The Panasonic SC-HT640W boasts a singular "gotta have" feature unequalled by most home-theater-in-a-box systems (HTIBs) selling for a lot more than the Panasonic's $300 list price: wireless surround speakers. Or to be more precise, its wireless surround speaker--the two rear surround channels emanate from a single wedge-shaped box that you place behind your sofa. The rear-channel box includes just a single wire--the one that plugs into the AC outlet. By comparison, most "wireless" HTIB speaker systems have a central wireless receiver (which plugs into the wall) connected to left and right surround speakers; that's three components and three wires. In addition to the allure of considerably less clutter, the Panasonic also offers a built-in five-disc changer and decent sound quality, especially when you consider that it costs less than an Xbox 360 or a top-of-the-line iPod.
The Panasonic SC-HT640W comprises a single receiver/DVD player head unit, three small front speakers (left, right, and center), and the wireless rear speaker unit. The entire ensemble is finished in silver. The receiver/DVD changer conforms to the plastic look common to just about every bargain-priced HTIB we can think of. That said, considering all the features packed into the unit, it's a reasonably compact design measuring a trim 2.75 inches high, 17 wide and deep.
The left- and right-front satellite speakers are just 5.2 inches tall, and the center speaker is 10.5 inches wide; the three speakers can be wall-mounted or placed on shelves or stands. The medium-density fiberboard subwoofer grabs the most floor space; it's 7.25 inches wide, 15.5 tall, and 10.5 deep. The satellites each use a single 2.5-inch woofer, while the center speaker has two; they're all tweeterless designs. The subwoofer has a front-mounted 6.5-inch woofer.
The big distinguishing feature of the SC-HT640W is the wireless surround speaker. It contains a wireless transceiver, so it's somewhat bulkier than its siblings, measuring 17 inches wide, 4.5 high, and 6.3 deep. It's virtually identical to Panasonic's $200 SH-FX80 wireless speaker. It needs to be plugged into an AC outlet for power, but--unlike every other so-called wireless rear-speaker system we've seen to date--the rear speaker's single-box housing precludes the need for cables strung along the back of the room. That's a big advantage for anyone that's particularly sensitive to the aesthetic challenges presented by your average surround system.

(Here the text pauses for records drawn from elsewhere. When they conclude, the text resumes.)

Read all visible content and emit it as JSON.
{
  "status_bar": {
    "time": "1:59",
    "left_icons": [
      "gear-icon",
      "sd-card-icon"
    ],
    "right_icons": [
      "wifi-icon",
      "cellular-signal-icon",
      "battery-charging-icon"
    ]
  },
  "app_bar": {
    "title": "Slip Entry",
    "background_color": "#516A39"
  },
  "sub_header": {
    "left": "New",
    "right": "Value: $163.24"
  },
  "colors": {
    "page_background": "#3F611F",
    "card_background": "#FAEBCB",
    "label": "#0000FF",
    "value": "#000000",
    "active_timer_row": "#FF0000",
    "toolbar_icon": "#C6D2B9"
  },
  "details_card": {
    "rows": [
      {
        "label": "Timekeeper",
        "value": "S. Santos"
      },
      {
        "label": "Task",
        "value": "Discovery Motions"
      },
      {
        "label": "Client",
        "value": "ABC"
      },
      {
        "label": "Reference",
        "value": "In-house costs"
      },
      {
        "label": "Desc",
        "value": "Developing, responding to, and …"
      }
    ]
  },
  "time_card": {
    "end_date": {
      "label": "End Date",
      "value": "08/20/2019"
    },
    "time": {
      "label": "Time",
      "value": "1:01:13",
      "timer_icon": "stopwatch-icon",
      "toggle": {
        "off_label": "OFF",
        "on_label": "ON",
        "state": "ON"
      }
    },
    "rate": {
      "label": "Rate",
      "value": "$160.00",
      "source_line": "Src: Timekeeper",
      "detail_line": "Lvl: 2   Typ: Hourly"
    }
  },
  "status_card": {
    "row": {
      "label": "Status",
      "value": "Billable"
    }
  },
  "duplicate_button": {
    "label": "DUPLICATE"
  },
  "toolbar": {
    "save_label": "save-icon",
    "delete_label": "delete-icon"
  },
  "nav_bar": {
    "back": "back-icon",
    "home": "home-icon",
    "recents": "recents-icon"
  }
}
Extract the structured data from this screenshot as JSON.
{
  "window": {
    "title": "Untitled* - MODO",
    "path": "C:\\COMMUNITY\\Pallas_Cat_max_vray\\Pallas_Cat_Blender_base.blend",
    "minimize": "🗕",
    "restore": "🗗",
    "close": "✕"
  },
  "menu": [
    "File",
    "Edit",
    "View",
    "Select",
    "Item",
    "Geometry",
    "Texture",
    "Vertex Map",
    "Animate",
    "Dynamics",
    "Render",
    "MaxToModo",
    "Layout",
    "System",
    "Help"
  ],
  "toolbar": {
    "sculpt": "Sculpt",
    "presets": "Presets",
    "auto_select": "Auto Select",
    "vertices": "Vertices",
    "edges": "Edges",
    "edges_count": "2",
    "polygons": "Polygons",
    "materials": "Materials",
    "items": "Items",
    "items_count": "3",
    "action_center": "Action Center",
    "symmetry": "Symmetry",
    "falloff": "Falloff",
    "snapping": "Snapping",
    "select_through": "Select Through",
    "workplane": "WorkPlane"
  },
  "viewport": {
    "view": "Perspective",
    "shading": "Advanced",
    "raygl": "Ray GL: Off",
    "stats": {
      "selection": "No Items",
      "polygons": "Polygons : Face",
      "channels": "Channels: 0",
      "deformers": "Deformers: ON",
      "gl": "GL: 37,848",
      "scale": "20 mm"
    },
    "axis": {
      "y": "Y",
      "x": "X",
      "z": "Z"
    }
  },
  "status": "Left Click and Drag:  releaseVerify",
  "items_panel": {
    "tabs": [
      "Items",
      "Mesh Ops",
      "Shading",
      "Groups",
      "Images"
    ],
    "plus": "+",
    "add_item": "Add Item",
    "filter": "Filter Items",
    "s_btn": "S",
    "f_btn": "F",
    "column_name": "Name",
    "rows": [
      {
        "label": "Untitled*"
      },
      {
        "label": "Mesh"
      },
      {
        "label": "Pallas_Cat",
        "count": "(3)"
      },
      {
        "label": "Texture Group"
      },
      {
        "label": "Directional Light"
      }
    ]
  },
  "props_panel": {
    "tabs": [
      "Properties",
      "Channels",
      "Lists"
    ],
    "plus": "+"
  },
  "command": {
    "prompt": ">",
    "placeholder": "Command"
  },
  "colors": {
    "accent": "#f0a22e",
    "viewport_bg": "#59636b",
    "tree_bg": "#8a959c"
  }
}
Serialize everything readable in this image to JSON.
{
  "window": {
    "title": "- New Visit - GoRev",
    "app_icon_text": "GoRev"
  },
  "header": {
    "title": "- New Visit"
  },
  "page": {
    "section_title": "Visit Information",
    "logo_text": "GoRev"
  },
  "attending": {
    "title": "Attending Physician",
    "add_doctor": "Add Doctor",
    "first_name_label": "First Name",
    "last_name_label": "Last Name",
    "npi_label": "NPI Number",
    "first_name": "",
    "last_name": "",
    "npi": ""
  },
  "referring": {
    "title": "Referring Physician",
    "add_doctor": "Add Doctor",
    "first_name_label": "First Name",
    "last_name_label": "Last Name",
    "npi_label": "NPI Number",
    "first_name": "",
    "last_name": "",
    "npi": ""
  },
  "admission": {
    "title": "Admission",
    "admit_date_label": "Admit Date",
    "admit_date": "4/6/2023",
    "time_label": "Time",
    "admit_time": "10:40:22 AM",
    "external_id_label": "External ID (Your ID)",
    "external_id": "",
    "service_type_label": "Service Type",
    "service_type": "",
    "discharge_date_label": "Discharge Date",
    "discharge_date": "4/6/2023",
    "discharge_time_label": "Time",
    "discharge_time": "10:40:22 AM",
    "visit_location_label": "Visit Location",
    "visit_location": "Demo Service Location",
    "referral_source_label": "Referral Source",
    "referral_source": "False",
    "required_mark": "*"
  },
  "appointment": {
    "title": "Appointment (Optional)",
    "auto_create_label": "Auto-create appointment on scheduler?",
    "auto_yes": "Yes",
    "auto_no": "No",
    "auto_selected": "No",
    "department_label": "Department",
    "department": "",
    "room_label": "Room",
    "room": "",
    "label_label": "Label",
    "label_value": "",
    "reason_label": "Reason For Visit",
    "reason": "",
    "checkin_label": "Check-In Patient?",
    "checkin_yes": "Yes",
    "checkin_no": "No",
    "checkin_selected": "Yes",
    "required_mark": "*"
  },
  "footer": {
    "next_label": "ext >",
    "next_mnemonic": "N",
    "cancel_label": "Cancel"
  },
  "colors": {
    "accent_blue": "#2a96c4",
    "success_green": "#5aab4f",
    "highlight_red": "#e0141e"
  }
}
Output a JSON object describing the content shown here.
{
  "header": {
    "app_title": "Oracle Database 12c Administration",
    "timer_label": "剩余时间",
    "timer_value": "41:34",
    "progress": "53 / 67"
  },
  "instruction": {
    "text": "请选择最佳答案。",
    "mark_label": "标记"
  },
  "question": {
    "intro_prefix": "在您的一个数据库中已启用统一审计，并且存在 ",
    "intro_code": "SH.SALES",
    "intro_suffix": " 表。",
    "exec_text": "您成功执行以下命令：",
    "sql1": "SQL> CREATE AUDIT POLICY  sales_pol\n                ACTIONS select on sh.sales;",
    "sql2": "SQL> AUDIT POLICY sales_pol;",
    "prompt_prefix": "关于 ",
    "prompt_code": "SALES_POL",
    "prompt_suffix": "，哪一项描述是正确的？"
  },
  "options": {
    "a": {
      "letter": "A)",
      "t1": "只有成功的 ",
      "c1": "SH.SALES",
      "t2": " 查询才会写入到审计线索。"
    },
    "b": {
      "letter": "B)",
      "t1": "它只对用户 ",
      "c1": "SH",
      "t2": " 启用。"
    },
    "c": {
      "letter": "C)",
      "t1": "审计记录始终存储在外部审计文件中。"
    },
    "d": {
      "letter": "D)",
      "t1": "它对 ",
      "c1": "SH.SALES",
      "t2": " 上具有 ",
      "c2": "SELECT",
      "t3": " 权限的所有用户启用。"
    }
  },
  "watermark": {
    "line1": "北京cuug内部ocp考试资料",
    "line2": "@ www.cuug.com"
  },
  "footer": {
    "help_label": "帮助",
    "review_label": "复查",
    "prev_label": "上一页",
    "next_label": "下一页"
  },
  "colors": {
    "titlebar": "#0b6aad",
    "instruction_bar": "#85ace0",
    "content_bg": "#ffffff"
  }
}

The Panasonic SC-HT640W's receiver/changer is one the rare HTIBs that quote rigorous FTC power ratings on its specifications page in the user manual. The digital amplifiers deliver 40 watts per channel to the left- and right-front speakers, 75 watts to the center speaker, and 65 watts to the subwoofer. The wireless surround speaker's built-in amplifiers dish out 40 watts to each of its two speakers. The system covers the usual gamut of Dolby Digital, Dolby Pro-Logic II, and DTS surround-processing modes. Moreover, the five-disc changer can play a better-than-average variety of audio and video discs; in addition to the standard DVDs and CDs (including the panoply of home-burned recordables), the SC-HT640W plays MP3, WMA, and JPEG discs, as well as DVD-Audio and DVD-RAM discs. The changer is one smooth operator, capable of swapping discs in 15 seconds, and the rear-mounted cooling fan keeps things from overheating.
The Panasonic SC-HT640W includes the same complement of composite-video, S-Video, and progressive component-video outputs that you'd find on a DVD player--and not much else. A single set of analog (red and white) RCA audio inputs means you can make just one audio-only connection--from a VCR, a cable or satellite box, or a game system, for instance. But don't look for any video inputs, digital audio connectors, or HDMI options. On the upside, users can take advantage of the HT640W's two Music Ports--just a fancy name for a 1/8-inch minijack inputs on the front of the receiver and the wireless speaker. You can use whichever one is more convenient for easy hookup from an iPod or an MP3 player's headphone jack. (We had better luck with the one on the receiver's front panel.)
System setup is mostly a straightforward process. Even before we adjusted the balance of all the speakers, the sound was pretty good, which is a good thing, because the onscreen menu isn't the most logically designed system we've used. Automatic speaker configuration would be even better, but we don't expect that at this bargain price point. We liked the remote; its efficient button layout is easy to use and offers direct access to a four-position subwoofer volume-level adjustment, as well as finer gradations of volume control for the other speakers. It can also control the basic functions of Panasonic TVs, but not those of other brands.
After firing up a few DVDs and CDs, the pros and cons of the SC-HT640W quickly came into focus. The weakness of HTIBs with microsatellite speakers is that they sound undernourished. Sure, virtually all surround systems have subwoofers, but the matchup between satellite speakers and subwoofer can be an on-again, off-again thing, depending on the sound balance of the source material. Some small HTIBs are better than others in this regard, but the SC-HT640W's sat/sub blend was truly excellent. The sound was consistently full and rich; the subwoofer is an overachiever for its size and class and can definitely fill moderately large rooms with deep, well-defined bass.